- The farming community within India, protested complaining the FTA will adversely affect the interests of those farmers cultivating coconut, tea, coffee and pepper. Similarly, it will also create livelihood problems for fishermen and workers who are working in textiles and manufacturing goods industries, as the pact is feared to open the floodgates for cheap imports from ASEAN states and hurt domestic planters as well as manufacturers. The farmers complain that the safeguard duties are unrealistic as this safeguard mechanism will exist only for a period of up to four years.
- Pepper productivity in Kerala is around 320 kg while Vietnam produces 1.2 tonnes and Indonesia 2.3 tonnes per hectare. As a result, the cost of cultivation is much higher in India than ASEAN member countries. Under the circumstance, the reduction of tariff rates will increase import from ASEAN countries and effect steep fall in prices of agricultural crops, adversely affecting Indian farmers.
- Liberalization of import of palm oil has already hit oilseeds production in India. The collapse of the Groundnut economy in states like Andhra Pradesh resulted in many farmers taking away their lives.
- The other area of concern for Indian industry relates to auto components, but 52 of them figure in the sensitive list. At some stage, domestic producers will have to face up to international competition(whenever the tariff is brought down, as tariff are gradually reduced).
- China Factor
- China’s trade figures are increasing over the years, which is being argued, did not come from FTAs. Rather, China’s regional heft came from economic factors like investment in manufacturing and an almost regulatory-free environment. With so little manufacturing capacity, India can't just rely on FTAs as its primary tool for economic engagement.
- China has FTAs pending with the same countries as India. China is working with Japan and Korea on a potential trilateral FTA, which would negate any benefit of the India-Korea FTA.
Free Trade Agreements in Services & Investments
After the signing of FTA in Goods, the next logical step as per the CECA agreement was FTA in other two components of the new 21st Century Trade(See about 21st Century trade here).

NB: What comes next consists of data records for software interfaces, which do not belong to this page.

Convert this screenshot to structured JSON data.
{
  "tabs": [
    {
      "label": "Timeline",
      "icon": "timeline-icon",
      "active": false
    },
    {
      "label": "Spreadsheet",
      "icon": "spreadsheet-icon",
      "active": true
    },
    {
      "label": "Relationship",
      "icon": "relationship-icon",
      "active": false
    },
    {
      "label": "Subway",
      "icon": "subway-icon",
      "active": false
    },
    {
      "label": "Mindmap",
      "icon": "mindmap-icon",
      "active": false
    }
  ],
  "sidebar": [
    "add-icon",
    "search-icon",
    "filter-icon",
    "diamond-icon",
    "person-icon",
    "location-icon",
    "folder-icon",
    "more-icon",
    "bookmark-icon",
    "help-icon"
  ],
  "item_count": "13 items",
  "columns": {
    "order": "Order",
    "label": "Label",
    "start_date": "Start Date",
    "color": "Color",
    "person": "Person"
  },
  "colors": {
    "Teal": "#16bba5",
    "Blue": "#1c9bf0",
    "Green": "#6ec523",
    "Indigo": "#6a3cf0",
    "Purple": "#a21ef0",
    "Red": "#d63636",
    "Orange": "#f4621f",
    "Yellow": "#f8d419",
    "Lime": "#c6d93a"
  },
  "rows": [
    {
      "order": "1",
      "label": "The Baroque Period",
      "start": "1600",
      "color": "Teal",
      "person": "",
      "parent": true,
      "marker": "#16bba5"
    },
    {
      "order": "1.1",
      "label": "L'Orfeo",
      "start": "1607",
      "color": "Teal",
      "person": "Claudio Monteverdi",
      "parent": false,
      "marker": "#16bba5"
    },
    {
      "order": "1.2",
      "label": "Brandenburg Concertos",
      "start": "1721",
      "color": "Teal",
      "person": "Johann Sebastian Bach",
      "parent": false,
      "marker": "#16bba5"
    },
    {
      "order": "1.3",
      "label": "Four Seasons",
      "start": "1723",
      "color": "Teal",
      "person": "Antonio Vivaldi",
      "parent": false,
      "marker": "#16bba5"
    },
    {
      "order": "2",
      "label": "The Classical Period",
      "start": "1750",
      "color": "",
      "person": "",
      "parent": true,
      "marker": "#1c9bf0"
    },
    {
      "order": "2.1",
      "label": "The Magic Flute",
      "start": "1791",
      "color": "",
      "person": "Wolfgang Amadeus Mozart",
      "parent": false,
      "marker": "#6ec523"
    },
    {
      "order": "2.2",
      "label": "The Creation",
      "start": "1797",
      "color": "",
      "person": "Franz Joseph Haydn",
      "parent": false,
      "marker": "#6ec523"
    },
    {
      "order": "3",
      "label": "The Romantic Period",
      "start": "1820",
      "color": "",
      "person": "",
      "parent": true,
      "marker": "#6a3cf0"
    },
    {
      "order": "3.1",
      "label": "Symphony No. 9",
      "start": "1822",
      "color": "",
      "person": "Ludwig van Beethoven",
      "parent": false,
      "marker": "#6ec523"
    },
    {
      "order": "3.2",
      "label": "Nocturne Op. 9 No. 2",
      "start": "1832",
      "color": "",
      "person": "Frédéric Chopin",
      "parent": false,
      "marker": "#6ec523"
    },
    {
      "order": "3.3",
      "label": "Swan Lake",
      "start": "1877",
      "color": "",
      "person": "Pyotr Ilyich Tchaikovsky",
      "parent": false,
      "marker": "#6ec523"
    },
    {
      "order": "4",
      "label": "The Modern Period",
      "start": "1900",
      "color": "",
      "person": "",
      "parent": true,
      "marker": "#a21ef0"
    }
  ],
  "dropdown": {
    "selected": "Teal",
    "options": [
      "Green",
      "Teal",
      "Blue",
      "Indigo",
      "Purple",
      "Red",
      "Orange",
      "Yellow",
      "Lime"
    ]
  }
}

Indian PM recently announced that India is prepared to conclude the FTA in services and investment with the ASEAN by Dec 2012. Such bilateral engagement between India and the ASEAN in services, especially as the region remains relatively closed to foreign service providers (even from among its own member countries) and has accordingly made limited commitments under General Agreement on Trade in Services(GATS).
The areas where significant mutual interests lie are: finance, education, health, IT & telecommunication, transport (including infrastructure), movement of professionals and other business services. A large number of economies in the region are emerging increasingly skill-scarce in a relative cos teffective sense, and Indian professionals could meet this gap, thereby contributing towards sustaining the overall economic growth in the region.
It should be noted here that India and ASEAN are more in a substitution and directly competitive mode than complementing each other in a large number of services of interest and relevance.